By focusing on individuals with a Class D felony or misdemeanor, Owens hopes to show that those with smaller violations shouldn’t have to carry the stigma of a conviction for the rest of their lives.
“I’ve heard testimony from people who committed the offense 20-25 years ago and they still can’t get jobs and certain other things because they have a felony. We talk about compassion. We talk about second chances and redemption, and I think all of that is wrapped into this,” he says.
The legislation is related in some ways to a larger “second chance” movement in Kentucky such as restoring felon voting rights, a ban the box ordinance in Louisville and public schools considering reforms allowing parents with felonies to volunteer at their child’s public school.
Under Owens’s measure, those who have their records expunged would have their voting rights granted along with other civic privileges.
One early supporter of the bill is Sandra Williams of Lexington, who hopes the bill will help her niece, Amber Adams, get a better footing.
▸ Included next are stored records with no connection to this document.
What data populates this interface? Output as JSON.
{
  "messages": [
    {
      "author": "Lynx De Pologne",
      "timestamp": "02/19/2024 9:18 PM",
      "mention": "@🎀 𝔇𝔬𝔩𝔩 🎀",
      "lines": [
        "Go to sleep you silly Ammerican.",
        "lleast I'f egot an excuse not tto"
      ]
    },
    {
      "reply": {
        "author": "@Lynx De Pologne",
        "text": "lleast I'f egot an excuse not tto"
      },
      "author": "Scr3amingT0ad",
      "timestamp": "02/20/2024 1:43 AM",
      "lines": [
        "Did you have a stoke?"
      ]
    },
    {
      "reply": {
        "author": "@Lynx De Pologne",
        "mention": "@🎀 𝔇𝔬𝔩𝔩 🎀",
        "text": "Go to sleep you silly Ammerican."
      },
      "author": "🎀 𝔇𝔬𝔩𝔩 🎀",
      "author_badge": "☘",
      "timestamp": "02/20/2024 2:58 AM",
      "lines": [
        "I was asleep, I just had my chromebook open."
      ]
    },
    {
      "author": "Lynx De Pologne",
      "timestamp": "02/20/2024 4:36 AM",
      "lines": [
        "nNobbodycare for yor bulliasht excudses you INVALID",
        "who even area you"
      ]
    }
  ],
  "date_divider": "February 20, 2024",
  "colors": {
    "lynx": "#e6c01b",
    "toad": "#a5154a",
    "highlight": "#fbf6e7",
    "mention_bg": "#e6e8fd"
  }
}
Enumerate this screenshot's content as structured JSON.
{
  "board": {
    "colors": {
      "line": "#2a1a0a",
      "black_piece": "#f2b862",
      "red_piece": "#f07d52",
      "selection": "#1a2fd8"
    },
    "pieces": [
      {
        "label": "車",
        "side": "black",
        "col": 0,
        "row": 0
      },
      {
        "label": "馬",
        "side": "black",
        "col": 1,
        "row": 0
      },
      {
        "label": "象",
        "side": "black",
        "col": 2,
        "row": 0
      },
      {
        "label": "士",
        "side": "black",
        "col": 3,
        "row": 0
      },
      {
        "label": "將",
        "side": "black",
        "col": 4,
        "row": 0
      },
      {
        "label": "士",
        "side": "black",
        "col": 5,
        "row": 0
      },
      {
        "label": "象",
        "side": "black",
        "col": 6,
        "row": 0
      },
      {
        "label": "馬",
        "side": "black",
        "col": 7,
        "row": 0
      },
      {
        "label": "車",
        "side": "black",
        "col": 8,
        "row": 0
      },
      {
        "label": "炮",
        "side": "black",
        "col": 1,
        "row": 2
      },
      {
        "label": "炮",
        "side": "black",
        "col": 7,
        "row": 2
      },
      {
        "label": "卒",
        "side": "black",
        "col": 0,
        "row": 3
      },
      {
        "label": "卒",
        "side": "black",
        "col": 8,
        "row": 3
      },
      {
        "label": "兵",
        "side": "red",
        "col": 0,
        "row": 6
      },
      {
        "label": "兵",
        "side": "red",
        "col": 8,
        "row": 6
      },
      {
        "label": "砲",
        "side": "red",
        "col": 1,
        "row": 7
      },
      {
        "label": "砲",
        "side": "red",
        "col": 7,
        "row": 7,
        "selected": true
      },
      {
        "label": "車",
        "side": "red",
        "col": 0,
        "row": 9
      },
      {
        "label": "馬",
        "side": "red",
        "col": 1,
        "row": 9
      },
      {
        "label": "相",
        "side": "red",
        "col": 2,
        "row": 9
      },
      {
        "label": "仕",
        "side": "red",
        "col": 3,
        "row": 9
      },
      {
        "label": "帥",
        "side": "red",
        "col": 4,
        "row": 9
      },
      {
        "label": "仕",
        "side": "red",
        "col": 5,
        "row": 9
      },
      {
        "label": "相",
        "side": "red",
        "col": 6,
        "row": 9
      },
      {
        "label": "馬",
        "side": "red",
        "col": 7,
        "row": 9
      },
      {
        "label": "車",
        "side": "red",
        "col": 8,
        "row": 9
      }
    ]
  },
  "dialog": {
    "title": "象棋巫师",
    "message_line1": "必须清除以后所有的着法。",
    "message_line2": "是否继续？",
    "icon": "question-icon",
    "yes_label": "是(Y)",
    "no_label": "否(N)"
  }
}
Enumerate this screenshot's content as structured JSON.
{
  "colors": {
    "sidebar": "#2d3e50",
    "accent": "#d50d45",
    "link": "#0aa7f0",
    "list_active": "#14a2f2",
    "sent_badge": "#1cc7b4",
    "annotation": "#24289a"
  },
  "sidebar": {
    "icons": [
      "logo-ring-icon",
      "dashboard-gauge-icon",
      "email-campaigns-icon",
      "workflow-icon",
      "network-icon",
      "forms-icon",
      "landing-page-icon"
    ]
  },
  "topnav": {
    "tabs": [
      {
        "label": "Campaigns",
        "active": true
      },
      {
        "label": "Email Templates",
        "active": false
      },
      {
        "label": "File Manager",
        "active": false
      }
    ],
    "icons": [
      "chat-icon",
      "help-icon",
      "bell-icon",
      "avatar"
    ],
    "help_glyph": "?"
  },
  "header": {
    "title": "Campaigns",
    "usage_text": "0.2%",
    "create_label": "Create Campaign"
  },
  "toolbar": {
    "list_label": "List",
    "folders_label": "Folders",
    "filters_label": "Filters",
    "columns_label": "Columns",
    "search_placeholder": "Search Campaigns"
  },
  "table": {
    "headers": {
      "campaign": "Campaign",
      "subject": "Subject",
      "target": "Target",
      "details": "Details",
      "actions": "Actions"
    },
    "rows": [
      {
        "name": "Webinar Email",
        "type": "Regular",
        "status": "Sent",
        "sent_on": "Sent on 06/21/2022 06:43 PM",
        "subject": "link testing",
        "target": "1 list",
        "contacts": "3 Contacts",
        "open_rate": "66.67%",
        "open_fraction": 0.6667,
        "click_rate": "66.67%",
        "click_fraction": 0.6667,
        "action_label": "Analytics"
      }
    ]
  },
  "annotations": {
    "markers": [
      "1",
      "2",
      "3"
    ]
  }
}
In 2001, Williams turned in her then 19-year-old niece to police after Amber made dozens of unauthorized purchases using her mother’s credit card.
It seemed like a good idea at the time to scare the teenager straight, but Williams says over a decade later her now 31-year-old niece is a responsible citizen who has been turned into an outcast.
“We expect them to live under a bridge or pull themselves up by their bootstraps, but we took their straps,” she says.
It’s unclear how Owens’s measure will fare in the state legislature next year given past resistance to other bills aimed at helping Kentucky felons. Few lawmakers were willing to handicap the bill before the session begins on January 7, but some indicated they’re open to learning more about the proposal.
“I have some reservations about what exactly would be expunged and I don’t yet know which charges I’d be comfortable with,” says state Sen. Whitney Westerfield, R-Hopskinsville, who is chair of the Senate Judiciary Committee. “I can say a few of the ones I wouldn’t want it to apply to would be violent offenses, sex crimes and drug trafficking. That would be on the no-go list for me.”
Other key provisions of Owens’s bill include limiting the ability of companies to report criminal history information and the ability of prospective employers from inquiring about sealed records.
The state could fine those businesses up to $5,000 for failing to provide updated records or removing any information that is inaccurate, expunged or restricted.